> Read the article


There's 14 million metric tons of microplastics sitting on the seafloor, study finds

> Read the CNN article


WWF report details 68 percent drop in wildlife numbers since 1970

> Read the WWF article


The one chance we have
The pandemic gave the world a golden opportunity to fix the climate crisis. We’re about to waste it.

> Read the CNN article


WWF’s Living Planet Report reveals two-thirds decline
in wildlife populations on average since 1970

> Read the WWF article


Brazil's Pantanal fires: Animals 'dying of hunger and thirst'

> Read the BBC article


Fires are raging in the Amazon, despite a Brazil government ban.
The destruction could be worse than last summer

> Read the CNN article


Warmest Oceans on Record Adds to Hurricanes, Wildfires Risks

> Read the Bloomberg article


Climate change could kill all of Earth's coral reefs by 2100, scientists warn

> Read the CNN article


What the Amazon fires mean for wild animals

> Read the National Geographic article


Fires are raging in the Amazon forest. Here's how you can help slow all rainforest loss

> Read the CNN article


Borneo is burning

> Read the CNN article


Millions of animals are dying from the Australian fires, and the environment will suffer for years to come

> Read the CNN article

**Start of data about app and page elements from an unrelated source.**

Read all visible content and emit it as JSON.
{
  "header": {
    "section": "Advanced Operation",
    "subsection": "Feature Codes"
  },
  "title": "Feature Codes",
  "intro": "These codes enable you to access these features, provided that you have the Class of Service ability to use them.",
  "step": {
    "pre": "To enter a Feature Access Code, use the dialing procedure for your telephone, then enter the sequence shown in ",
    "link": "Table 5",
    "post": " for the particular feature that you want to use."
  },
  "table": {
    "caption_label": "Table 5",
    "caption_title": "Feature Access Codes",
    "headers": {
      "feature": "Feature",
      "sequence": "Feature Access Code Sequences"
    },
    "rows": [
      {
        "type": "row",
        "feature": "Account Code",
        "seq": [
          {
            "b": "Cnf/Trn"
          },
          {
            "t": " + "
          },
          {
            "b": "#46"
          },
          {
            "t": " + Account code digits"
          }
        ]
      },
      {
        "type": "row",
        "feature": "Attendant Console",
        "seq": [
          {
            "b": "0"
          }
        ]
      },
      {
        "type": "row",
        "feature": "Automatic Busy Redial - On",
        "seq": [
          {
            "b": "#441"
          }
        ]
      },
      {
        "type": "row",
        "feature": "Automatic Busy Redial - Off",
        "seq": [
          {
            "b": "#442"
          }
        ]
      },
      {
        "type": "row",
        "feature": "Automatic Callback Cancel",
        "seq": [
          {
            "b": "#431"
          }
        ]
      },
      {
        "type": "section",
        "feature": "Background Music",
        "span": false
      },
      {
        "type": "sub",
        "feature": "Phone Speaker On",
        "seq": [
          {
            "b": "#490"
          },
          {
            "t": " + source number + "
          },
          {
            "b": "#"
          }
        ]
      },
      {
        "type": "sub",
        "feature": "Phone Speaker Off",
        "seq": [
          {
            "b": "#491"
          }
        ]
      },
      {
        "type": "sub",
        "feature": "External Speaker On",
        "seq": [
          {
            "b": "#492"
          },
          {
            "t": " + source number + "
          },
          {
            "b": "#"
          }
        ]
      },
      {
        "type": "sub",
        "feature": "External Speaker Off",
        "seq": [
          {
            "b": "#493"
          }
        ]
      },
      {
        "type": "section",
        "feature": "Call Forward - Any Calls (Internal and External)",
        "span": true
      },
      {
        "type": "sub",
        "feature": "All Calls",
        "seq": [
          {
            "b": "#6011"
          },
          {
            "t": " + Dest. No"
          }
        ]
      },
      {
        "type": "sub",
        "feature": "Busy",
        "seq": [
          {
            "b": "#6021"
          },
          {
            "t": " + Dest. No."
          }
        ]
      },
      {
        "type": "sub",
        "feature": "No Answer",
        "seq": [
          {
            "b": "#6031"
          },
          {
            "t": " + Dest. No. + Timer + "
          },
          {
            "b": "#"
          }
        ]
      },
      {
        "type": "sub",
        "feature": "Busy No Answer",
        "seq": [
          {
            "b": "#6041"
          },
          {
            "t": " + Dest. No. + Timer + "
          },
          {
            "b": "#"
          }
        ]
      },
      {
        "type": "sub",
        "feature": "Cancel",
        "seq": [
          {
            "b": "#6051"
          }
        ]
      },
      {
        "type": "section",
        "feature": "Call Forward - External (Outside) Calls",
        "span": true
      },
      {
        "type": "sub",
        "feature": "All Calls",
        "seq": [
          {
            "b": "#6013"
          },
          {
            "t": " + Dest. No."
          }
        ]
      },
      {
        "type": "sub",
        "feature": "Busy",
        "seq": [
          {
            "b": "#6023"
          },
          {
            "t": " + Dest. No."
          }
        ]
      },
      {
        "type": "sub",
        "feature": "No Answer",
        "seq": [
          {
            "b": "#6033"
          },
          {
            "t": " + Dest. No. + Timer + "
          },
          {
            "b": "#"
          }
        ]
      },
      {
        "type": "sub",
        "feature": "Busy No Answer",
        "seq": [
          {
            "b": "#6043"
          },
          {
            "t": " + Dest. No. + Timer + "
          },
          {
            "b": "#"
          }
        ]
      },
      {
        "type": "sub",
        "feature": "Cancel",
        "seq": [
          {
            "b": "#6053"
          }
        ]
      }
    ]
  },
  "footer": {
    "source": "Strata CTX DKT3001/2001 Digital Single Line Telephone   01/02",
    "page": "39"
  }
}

Ecuador To Sell A Third Of Its Amazon Rainforest To Chinese Oil Companies

> Read the Business Insider article


Emergency funds

Devastating Fires Ravage NSW

> Wires


The greatest threat to our planet is the belief that someone else will save it." Robert Swan

> Global Wildlife Conservation